The initiative also bolsters sex-offender registration requirements and allows judges to impose fines of up to $1.5 million. Seventy percent of any revenue from fines would be distributed to public agencies and nonprofit organizations that provide direct services to victims of sex trafficking or labor trafficking. The rest would be earmarked for law enforcement agencies to be used for human trafficking prevention, witness protection and rescue operations.

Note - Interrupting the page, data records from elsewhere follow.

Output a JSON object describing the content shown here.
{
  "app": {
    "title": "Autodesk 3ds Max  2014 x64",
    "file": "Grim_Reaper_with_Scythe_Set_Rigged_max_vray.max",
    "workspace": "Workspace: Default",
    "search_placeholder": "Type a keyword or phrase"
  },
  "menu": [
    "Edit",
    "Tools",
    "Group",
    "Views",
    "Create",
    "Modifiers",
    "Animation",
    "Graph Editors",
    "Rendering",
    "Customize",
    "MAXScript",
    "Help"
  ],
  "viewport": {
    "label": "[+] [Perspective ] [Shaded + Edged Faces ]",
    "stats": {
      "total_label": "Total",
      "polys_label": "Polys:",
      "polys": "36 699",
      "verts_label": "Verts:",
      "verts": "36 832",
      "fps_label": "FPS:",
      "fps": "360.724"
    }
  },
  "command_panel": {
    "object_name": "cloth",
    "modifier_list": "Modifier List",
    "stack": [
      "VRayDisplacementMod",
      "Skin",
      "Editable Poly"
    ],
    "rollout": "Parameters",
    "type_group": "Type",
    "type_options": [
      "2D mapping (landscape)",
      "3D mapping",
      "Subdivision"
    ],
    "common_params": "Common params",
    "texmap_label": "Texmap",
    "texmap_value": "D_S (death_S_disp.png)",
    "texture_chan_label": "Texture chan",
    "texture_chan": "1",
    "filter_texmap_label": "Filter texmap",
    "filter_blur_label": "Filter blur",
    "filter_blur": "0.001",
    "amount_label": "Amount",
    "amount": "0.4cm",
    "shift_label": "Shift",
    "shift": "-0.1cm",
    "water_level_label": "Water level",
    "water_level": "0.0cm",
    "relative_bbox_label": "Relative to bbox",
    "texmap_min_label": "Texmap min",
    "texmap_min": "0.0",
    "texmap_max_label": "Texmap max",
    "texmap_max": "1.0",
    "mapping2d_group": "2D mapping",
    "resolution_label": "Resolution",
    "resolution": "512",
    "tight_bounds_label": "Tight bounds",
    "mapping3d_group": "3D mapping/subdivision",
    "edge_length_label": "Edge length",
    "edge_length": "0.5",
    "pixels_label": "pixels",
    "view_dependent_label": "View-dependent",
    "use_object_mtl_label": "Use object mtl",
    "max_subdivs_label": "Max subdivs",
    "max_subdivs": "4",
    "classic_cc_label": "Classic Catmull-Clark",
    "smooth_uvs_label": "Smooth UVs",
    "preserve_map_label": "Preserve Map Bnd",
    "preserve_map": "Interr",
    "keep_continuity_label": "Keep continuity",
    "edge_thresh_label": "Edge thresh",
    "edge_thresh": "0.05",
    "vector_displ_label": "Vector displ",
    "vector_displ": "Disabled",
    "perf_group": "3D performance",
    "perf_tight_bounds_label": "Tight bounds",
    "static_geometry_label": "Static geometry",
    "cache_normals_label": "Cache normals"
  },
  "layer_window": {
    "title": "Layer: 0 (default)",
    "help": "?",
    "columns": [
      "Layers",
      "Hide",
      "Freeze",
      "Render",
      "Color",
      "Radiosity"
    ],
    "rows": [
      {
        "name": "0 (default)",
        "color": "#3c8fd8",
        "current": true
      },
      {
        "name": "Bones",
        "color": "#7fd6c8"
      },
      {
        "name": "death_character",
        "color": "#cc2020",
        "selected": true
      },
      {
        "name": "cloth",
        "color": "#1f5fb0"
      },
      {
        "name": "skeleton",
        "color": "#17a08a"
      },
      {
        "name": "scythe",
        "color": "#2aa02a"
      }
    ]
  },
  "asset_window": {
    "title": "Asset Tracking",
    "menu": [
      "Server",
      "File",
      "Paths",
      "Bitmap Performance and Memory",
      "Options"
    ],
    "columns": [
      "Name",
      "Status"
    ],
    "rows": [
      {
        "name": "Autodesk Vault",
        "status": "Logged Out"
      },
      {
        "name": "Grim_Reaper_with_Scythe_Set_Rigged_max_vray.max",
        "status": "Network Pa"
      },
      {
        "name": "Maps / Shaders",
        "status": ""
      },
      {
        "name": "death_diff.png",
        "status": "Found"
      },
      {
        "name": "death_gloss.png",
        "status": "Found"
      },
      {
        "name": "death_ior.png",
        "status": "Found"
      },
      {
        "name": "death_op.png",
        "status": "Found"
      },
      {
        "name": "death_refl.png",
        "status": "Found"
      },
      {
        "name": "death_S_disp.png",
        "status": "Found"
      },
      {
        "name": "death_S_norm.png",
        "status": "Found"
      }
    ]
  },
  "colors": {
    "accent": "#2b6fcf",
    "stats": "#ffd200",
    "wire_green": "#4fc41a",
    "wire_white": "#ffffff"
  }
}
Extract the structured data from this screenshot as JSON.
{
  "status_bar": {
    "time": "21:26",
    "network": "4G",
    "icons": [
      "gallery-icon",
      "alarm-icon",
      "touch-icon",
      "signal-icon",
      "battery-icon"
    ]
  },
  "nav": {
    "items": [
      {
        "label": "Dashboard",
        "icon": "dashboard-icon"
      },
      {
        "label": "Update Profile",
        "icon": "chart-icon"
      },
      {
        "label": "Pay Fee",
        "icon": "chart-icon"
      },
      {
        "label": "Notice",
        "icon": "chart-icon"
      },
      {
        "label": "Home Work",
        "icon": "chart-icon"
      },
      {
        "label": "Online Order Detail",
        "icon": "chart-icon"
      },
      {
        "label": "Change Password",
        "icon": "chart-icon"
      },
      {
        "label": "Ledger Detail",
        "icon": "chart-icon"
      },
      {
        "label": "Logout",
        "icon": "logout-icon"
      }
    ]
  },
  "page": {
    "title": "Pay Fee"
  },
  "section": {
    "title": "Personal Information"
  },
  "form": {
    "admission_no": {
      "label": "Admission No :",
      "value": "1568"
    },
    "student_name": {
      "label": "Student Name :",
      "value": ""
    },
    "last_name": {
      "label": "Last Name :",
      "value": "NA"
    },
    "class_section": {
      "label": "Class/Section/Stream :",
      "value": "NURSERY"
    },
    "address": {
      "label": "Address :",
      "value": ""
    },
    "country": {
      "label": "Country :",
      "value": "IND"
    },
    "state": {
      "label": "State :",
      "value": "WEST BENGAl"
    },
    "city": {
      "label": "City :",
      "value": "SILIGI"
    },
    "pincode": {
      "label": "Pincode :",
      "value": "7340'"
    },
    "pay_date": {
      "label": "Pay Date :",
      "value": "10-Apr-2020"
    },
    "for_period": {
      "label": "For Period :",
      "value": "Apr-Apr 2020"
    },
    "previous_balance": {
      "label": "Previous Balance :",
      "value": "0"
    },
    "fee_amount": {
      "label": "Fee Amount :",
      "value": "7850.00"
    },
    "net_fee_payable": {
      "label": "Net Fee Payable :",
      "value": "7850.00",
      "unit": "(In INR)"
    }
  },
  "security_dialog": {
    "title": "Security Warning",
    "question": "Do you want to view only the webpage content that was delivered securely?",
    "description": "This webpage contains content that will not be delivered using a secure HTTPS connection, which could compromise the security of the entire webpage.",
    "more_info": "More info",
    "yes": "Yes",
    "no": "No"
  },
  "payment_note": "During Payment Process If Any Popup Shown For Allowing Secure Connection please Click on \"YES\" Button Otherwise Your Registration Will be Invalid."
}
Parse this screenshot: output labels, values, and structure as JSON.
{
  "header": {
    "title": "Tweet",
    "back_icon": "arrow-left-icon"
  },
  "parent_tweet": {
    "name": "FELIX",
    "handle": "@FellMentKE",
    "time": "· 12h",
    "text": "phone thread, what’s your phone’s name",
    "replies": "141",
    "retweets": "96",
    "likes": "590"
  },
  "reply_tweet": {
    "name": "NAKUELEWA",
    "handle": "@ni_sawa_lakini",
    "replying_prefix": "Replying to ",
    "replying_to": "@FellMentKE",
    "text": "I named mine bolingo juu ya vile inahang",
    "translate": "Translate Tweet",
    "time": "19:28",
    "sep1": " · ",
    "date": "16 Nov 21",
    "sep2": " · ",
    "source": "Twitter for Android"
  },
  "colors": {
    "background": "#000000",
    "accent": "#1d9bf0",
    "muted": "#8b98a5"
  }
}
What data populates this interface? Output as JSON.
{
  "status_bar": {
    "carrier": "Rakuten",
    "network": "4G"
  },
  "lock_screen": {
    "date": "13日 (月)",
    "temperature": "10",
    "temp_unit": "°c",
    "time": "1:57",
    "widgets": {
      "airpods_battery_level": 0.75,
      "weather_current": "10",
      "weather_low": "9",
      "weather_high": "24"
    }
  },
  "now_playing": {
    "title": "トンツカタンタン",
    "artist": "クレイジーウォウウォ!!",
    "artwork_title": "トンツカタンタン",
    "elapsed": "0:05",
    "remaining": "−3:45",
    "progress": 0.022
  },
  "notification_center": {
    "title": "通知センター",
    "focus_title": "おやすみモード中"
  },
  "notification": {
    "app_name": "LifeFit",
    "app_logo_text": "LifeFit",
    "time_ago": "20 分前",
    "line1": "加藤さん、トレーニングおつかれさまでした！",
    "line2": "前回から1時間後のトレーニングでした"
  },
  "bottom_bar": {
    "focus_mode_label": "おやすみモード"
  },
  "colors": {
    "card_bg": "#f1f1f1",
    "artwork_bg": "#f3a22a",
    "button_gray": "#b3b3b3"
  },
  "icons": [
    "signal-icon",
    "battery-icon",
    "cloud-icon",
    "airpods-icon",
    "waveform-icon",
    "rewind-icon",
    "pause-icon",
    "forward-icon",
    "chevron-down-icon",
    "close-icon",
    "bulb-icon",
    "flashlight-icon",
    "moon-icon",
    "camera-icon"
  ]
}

Critics say Proposition 35 threatens to drive up the prison population at a time when the state is struggling to comply with a federal court order to reduce overcrowding. It's not an unreasonable concern, but it's not a likely scenario either as federal prosecutors handle most human trafficking cases. As of March, only 18 people were serving time for human trafficking in California prisons.
A more substantive criticism is that Proposition 35 is another example of ballot-box budgeting. With the state struggling to make ends meet, legislators need more flexibility to set priorities for state revenue. Law enforcement and victims' services are valuable programs, but they should be weighed against other potential uses for any fines collected from convicted human traffickers.
On balance, however, this measure reinforces a simple conviction: Human trafficking is a repugnant crime that's worthy of harsh punishment. The Press Democrat recommends a yes vote on Proposition 35.